  5. ^ "Priorities of the Congressional Black Caucus for the 109th Congress". U.S. House of Representatives. Archived from the original on December 30, 2005. Retrieved 17 April 2016.
  6. ^ Jackson, Camille (December 19, 2008). "Hitting the Ground Running". Duke University This Month at Duke. Retrieved February 7, 2009.
  7. ^ "Brooke, Edward William, III". History, Art & Archives: United States House of Representatives.

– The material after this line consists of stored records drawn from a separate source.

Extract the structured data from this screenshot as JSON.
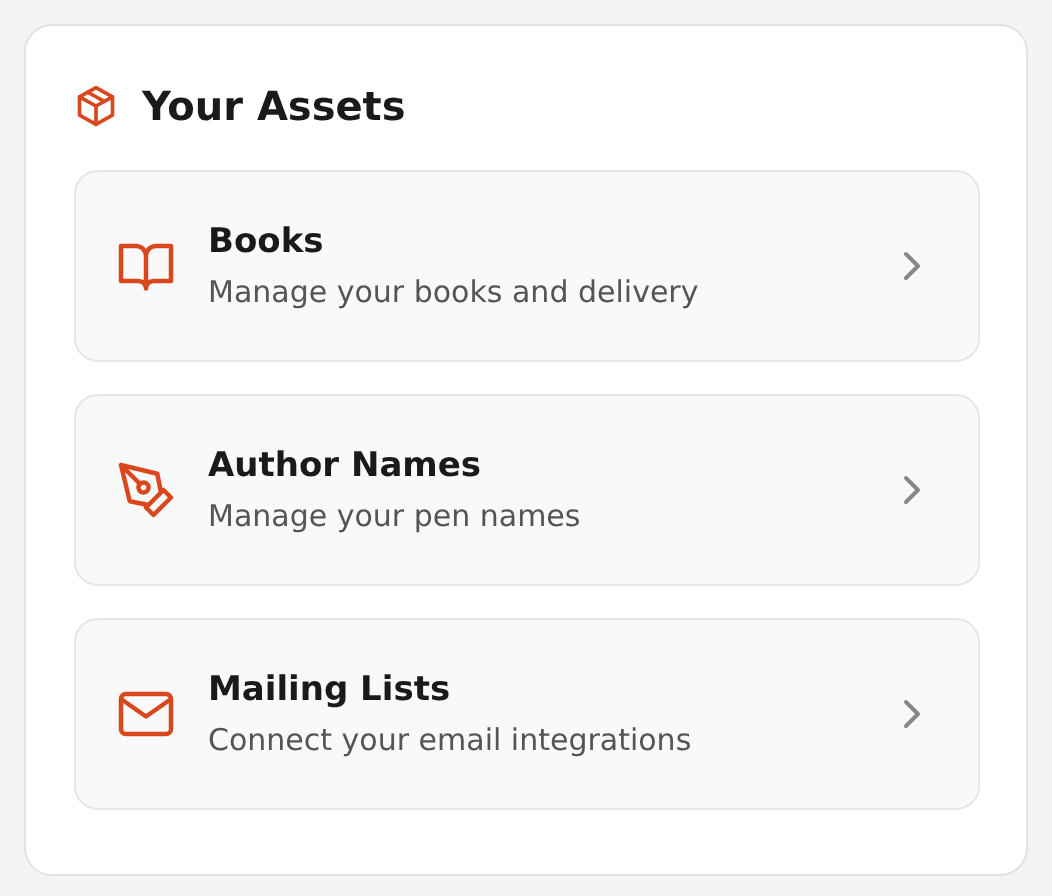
{
  "card": {
    "title": "Your Assets"
  },
  "items": [
    {
      "title": "Books",
      "subtitle": "Manage your books and delivery"
    },
    {
      "title": "Author Names",
      "subtitle": "Manage your pen names"
    },
    {
      "title": "Mailing Lists",
      "subtitle": "Connect your email integrations"
    }
  ]
}
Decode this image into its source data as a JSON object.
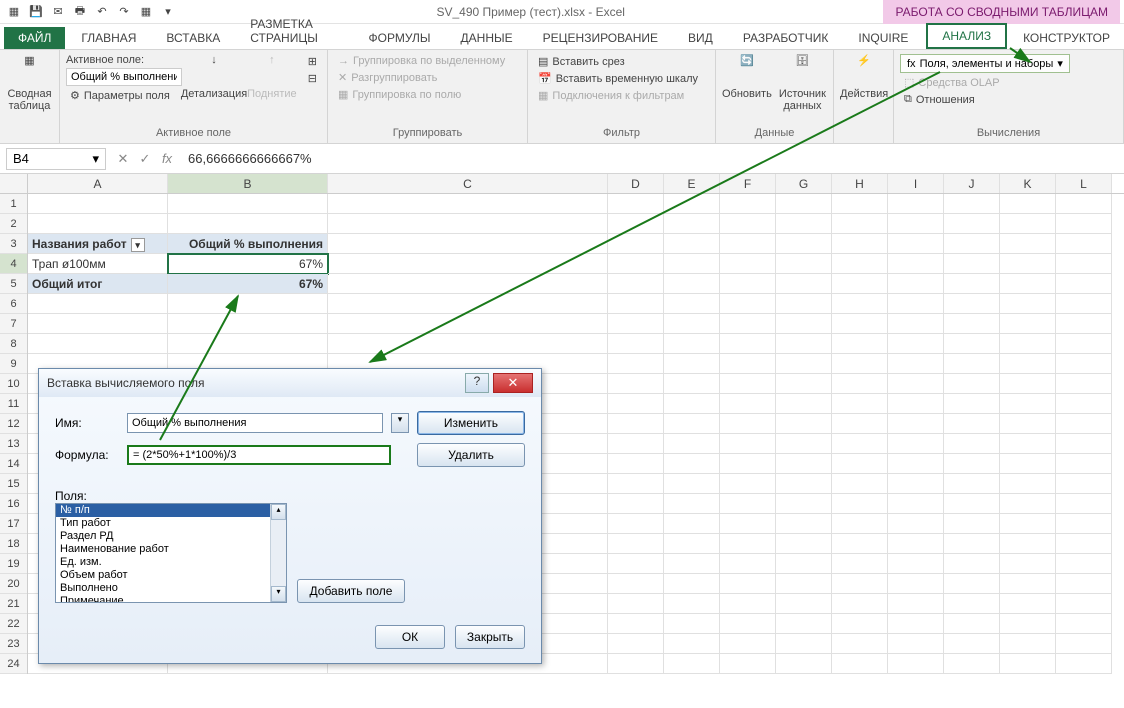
{
  "title": "SV_490 Пример (тест).xlsx - Excel",
  "context_title": "РАБОТА СО СВОДНЫМИ ТАБЛИЦАМ",
  "tabs": {
    "file": "ФАЙЛ",
    "home": "ГЛАВНАЯ",
    "insert": "ВСТАВКА",
    "layout": "РАЗМЕТКА СТРАНИЦЫ",
    "formulas": "ФОРМУЛЫ",
    "data": "ДАННЫЕ",
    "review": "РЕЦЕНЗИРОВАНИЕ",
    "view": "ВИД",
    "developer": "РАЗРАБОТЧИК",
    "inquire": "INQUIRE",
    "analyze": "АНАЛИЗ",
    "design": "КОНСТРУКТОР"
  },
  "ribbon": {
    "pivot": "Сводная\nтаблица",
    "active_field_label": "Активное поле:",
    "active_field_value": "Общий % выполнени",
    "field_settings": "Параметры поля",
    "active_field_group": "Активное поле",
    "detail": "Детализация",
    "collapse": "Поднятие",
    "group_sel": "Группировка по выделенному",
    "ungroup": "Разгруппировать",
    "group_field": "Группировка по полю",
    "group_group": "Группировать",
    "slicer": "Вставить срез",
    "timeline": "Вставить временную шкалу",
    "filter_conn": "Подключения к фильтрам",
    "filter_group": "Фильтр",
    "refresh": "Обновить",
    "datasource": "Источник\nданных",
    "data_group": "Данные",
    "actions": "Действия",
    "fields_calc": "Поля, элементы и наборы",
    "olap": "Средства OLAP",
    "relations": "Отношения",
    "calc_group": "Вычисления"
  },
  "namebox": "B4",
  "formula": "66,6666666666667%",
  "columns": [
    "A",
    "B",
    "C",
    "D",
    "E",
    "F",
    "G",
    "H",
    "I",
    "J",
    "K",
    "L"
  ],
  "pivot": {
    "h1": "Названия работ",
    "h2": "Общий % выполнения",
    "r1c1": "Трап ø100мм",
    "r1c2": "67%",
    "r2c1": "Общий итог",
    "r2c2": "67%"
  },
  "dialog": {
    "title": "Вставка вычисляемого поля",
    "name_label": "Имя:",
    "name_value": "Общий % выполнения",
    "formula_label": "Формула:",
    "formula_value": "= (2*50%+1*100%)/3",
    "change": "Изменить",
    "delete": "Удалить",
    "fields_label": "Поля:",
    "fields": [
      "№ п/п",
      "Тип работ",
      "Раздел РД",
      "Наименование работ",
      "Ед. изм.",
      "Объем работ",
      "Выполнено",
      "Примечание"
    ],
    "add_field": "Добавить поле",
    "ok": "ОК",
    "close": "Закрыть"
  }
}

January 3, 2015. Retrieved March 2, 2015.
  8. ^ Barnes, Fred (March 17, 2011). "Rep. Allen West – and the Congressional Black Caucus". The Weekly Standard. Retrieved March 2, 2015.
  9. ^ Southall, Ashley (January 5, 2011). "Republican Allen West Joins Congressional Black Caucus". The New York Times. Retrieved January 5, 2011.
  10. ^ Alvarez, Lizette (November 20, 2012). "Republican Concedes House Race in Florida". The New York Times.
  11. ^ "Congressional Black Caucus Members". Congressional Black Caucus. Retrieved January 26, 2015.
  12. ^ Ross, Chuck (January 6, 2015). "Republican Mia Love Joins Congressional Black Caucus, Group She Wants To Reform". Daily Caller.
  13. ^ a b Hearn, Josephine (January 23, 2007). "Black Caucus: Whites Not Allowed". Retrieved January 23, 2007.
  14. ^ Ta-Nehisi Coates (August 8, 2008). "Should a white guy get to join the black caucus?". The Atlantic.
  15. ^ "Tancredo: Abolish black, Hispanic caucuses". MSNBC. January 25, 2007. Retrieved April 19, 2009.
  16. ^ "History". Congressional Black Caucus. Retrieved 2016-02-06.
  17. ^ a b "TransAfrica". African Activist Archives. Michigan State University. Retrieved 17 April 2016.
  18. ^ "Senate Rebukes Reagan". The Courier. October 3, 1986. p. 28. Retrieved 20 February 2016.
  19. ^ 104th Congress, H.Res.6, Section 222
  20. ^ Cortés, Carlos E. (2013). "House of Representatives, U.S.". Multicultural America: A Multimedia Encyclopedia. SAGE Publications. p. 1118. ISBN 9781452276267.
  21. ^ a b Josephine Hearn (February 13, 2007). "Black Caucus to Make Rare White House Visit". The Politico.
  22. ^ "Congressional Black Caucus Chairmen and Chairwomen, 1971–Present". Black Americans in Congress. U.S. House of Representatives. Retrieved November 27, 2010.
  23. ^ "Leadership". Congressional Black Caucus. Retrieved January 17, 2018.
  24. ^ "Membership". Congressional Black Caucus. Retrieved 13 March 2018.


  • Singh, Robert (1998). The Congressional Black Caucus: Racial Politics in the U.S. Congress. Thousand Oaks, California: Sage.

External links[edit]